“So why didn’t they [the SEC] consider changing the net worth requirement for individual investors to an investment test?” Roper queried.
As the agency explained, the proposed amendments — which will be out for a 60-day comment period — would add new categories of natural persons based on professional knowledge, experience or certifications.
The changes would also add new categories of entities, including a “catch-all” category for any entity owning more than $5 million in investments.
In particular, the amendments would add:
- new categories to the definition that would permit natural persons to qualify as accredited investors based on certain professional certifications and designations, such as a Series 7, 65 or 82 license, or other credentials issued by an accredited educational institution;

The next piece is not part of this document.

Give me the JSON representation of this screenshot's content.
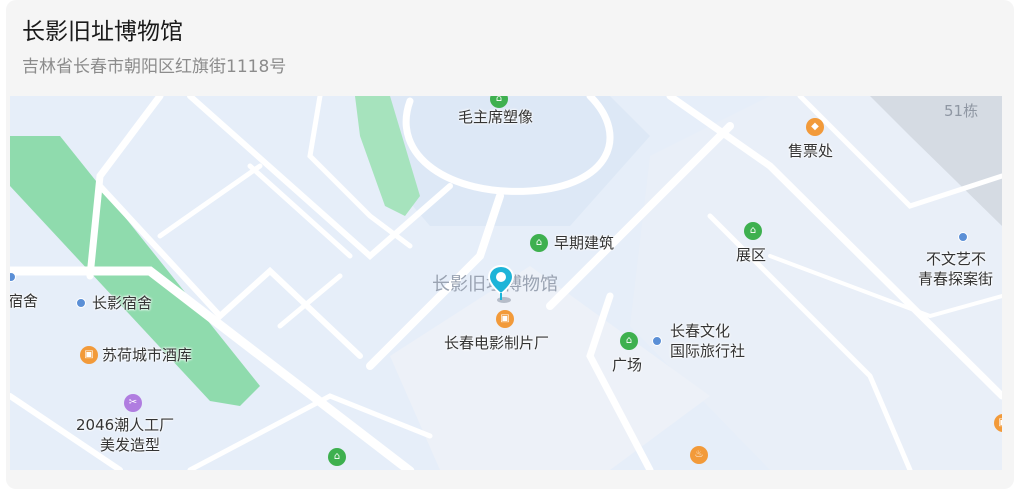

- with respect to investments in a private fund, add a new category based on the person’s status as a “knowledgeable employee” of the fund;
- limited liability companies that meet certain conditions, registered investment advisers and rural business investment companies (RBICs) to the current list of entities that may qualify as accredited investors;
- a new category for any entity, including Indian tribes, owning “investments,” as defined in Rule 2a51-1(b) under the Investment Company Act, in excess of $5 million and that was not formed for the specific purpose of investing in the securities offered;
- “family offices” with at least $5 million in assets under management and their “family clients,” as each term is defined under the Investment Advisers Act; and
- the term “spousal equivalent” to the accredited investor definition, so that spousal equivalents may pool their finances for the purpose of qualifying as accredited investors.